§ TASK DESCRIPTION: Find and copy every line in the records that includes the string "title".

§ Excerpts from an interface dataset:
☆ ☆ ☆ ☆ ☆ ☆ ☆
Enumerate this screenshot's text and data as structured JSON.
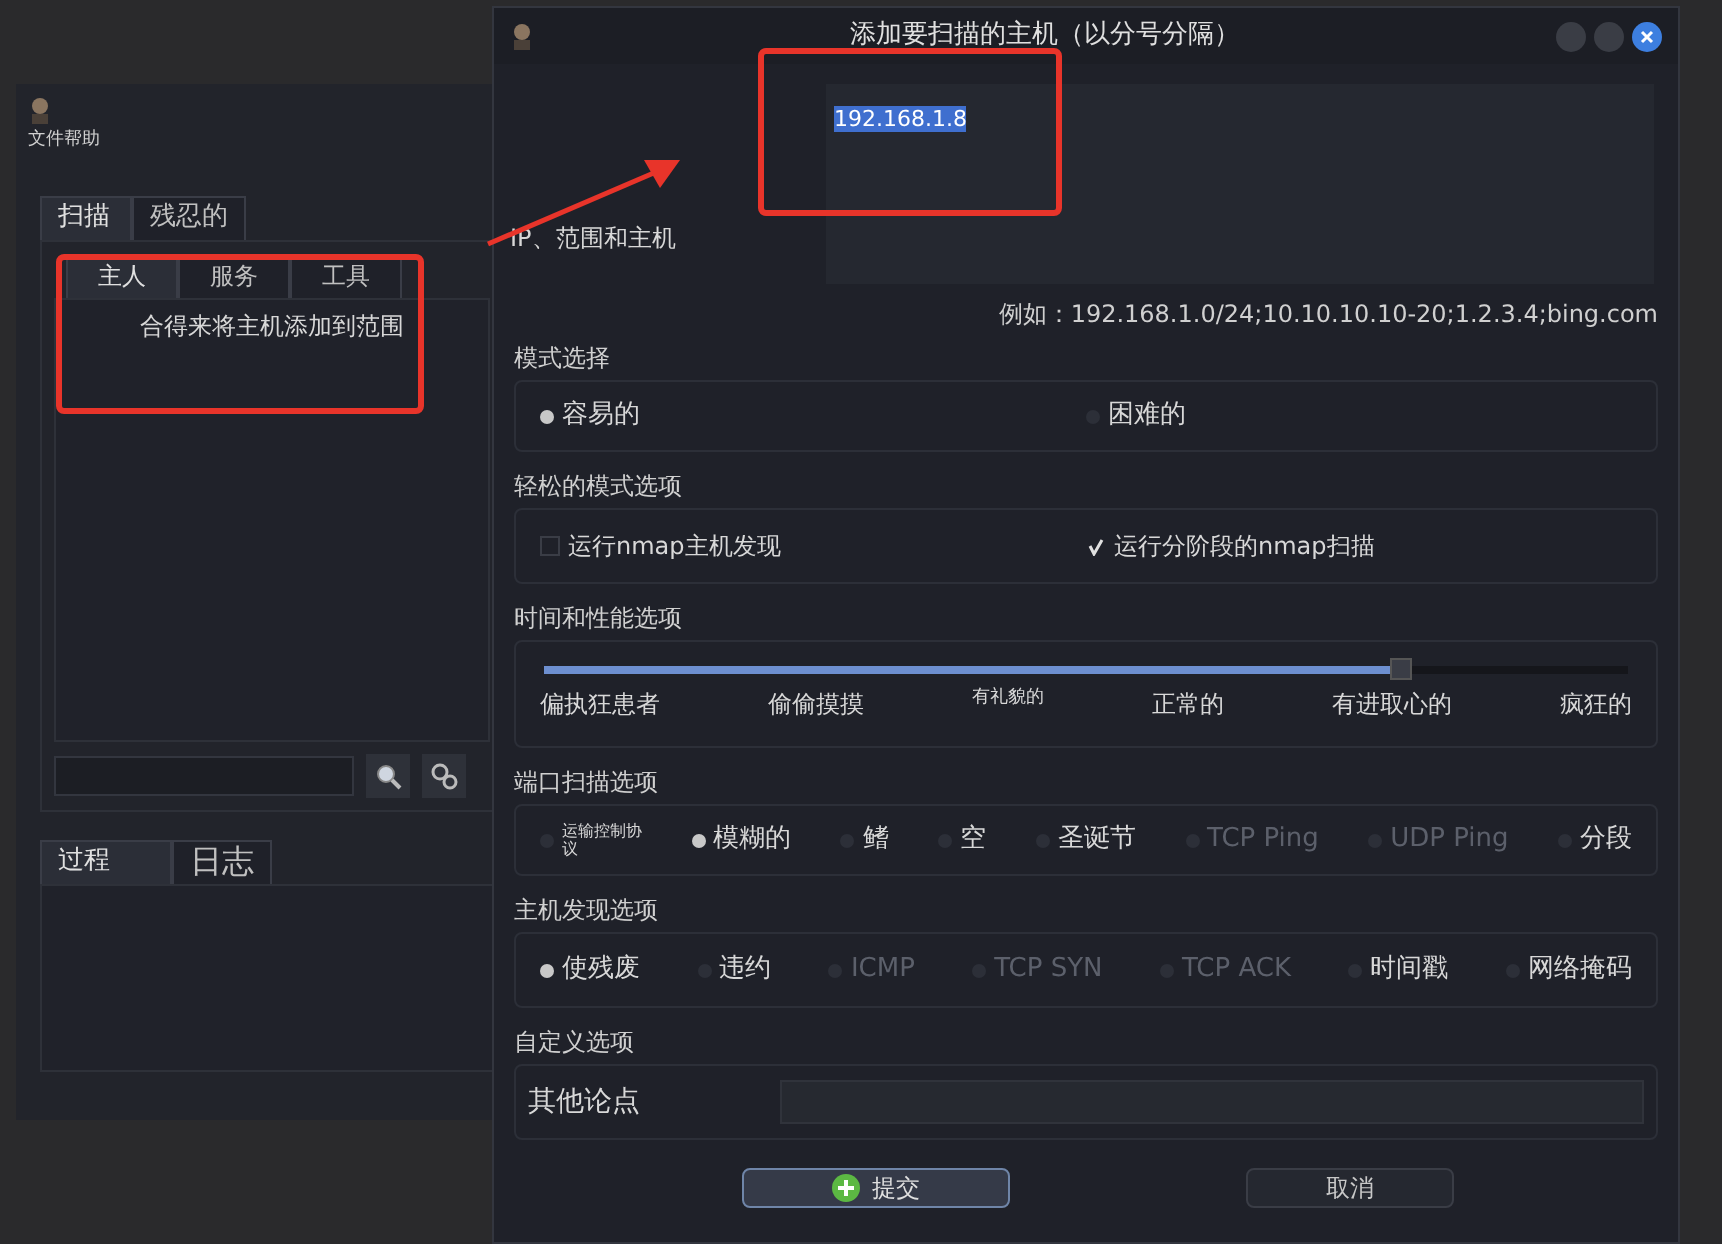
{
  "main_window": {
    "menu": "文件帮助",
    "tabs": [
      {
        "label": "扫描",
        "selected": true
      },
      {
        "label": "残忍的",
        "selected": false
      }
    ],
    "host_tabs": [
      {
        "label": "主人",
        "selected": true
      },
      {
        "label": "服务",
        "selected": false
      },
      {
        "label": "工具",
        "selected": false
      }
    ],
    "hint": "合得来将主机添加到范围",
    "log_tabs": [
      {
        "label": "过程",
        "selected": true
      },
      {
        "label": "日志",
        "selected": false
      }
    ]
  },
  "dialog": {
    "title": "添加要扫描的主机（以分号分隔）",
    "ip_label": "IP、范围和主机",
    "ip_value": "192.168.1.8",
    "example": "例如：192.168.1.0/24;10.10.10.10-20;1.2.3.4;bing.com",
    "mode": {
      "title": "模式选择",
      "options": [
        {
          "label": "容易的",
          "selected": true
        },
        {
          "label": "困难的",
          "selected": false
        }
      ]
    },
    "easy_options": {
      "title": "轻松的模式选项",
      "items": [
        {
          "label": "运行nmap主机发现",
          "checked": false
        },
        {
          "label": "运行分阶段的nmap扫描",
          "checked": true
        }
      ]
    },
    "timing": {
      "title": "时间和性能选项",
      "level": 0.79,
      "labels": [
        "偏执狂患者",
        "偷偷摸摸",
        "有礼貌的",
        "正常的",
        "有进取心的",
        "疯狂的"
      ]
    },
    "port_scan": {
      "title": "端口扫描选项",
      "options": [
        {
          "label": "运输控制协议",
          "selected": false,
          "disabled": false
        },
        {
          "label": "模糊的",
          "selected": true,
          "disabled": false
        },
        {
          "label": "鳍",
          "selected": false,
          "disabled": false
        },
        {
          "label": "空",
          "selected": false,
          "disabled": false
        },
        {
          "label": "圣诞节",
          "selected": false,
          "disabled": false
        },
        {
          "label": "TCP Ping",
          "selected": false,
          "disabled": true
        },
        {
          "label": "UDP Ping",
          "selected": false,
          "disabled": true
        },
        {
          "label": "分段",
          "selected": false,
          "disabled": false
        }
      ]
    },
    "host_discovery": {
      "title": "主机发现选项",
      "options": [
        {
          "label": "使残废",
          "selected": true,
          "disabled": false
        },
        {
          "label": "违约",
          "selected": false,
          "disabled": false
        },
        {
          "label": "ICMP",
          "selected": false,
          "disabled": true
        },
        {
          "label": "TCP SYN",
          "selected": false,
          "disabled": true
        },
        {
          "label": "TCP ACK",
          "selected": false,
          "disabled": true
        },
        {
          "label": "时间戳",
          "selected": false,
          "disabled": false
        },
        {
          "label": "网络掩码",
          "selected": false,
          "disabled": false
        }
      ]
    },
    "custom": {
      "title": "自定义选项",
      "label": "其他论点"
    },
    "buttons": [
      {
        "label": "提交",
        "kind": "submit"
      },
      {
        "label": "取消",
        "kind": "cancel"
      }
    ]
  }
}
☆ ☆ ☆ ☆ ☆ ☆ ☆
§ SOLUTION TO THIS PROBLEM:
    "title": "添加要扫描的主机（以分号分隔）",
      "title": "模式选择",
      "title": "轻松的模式选项",
      "title": "时间和性能选项",
      "title": "端口扫描选项",
      "title": "主机发现选项",
      "title": "自定义选项",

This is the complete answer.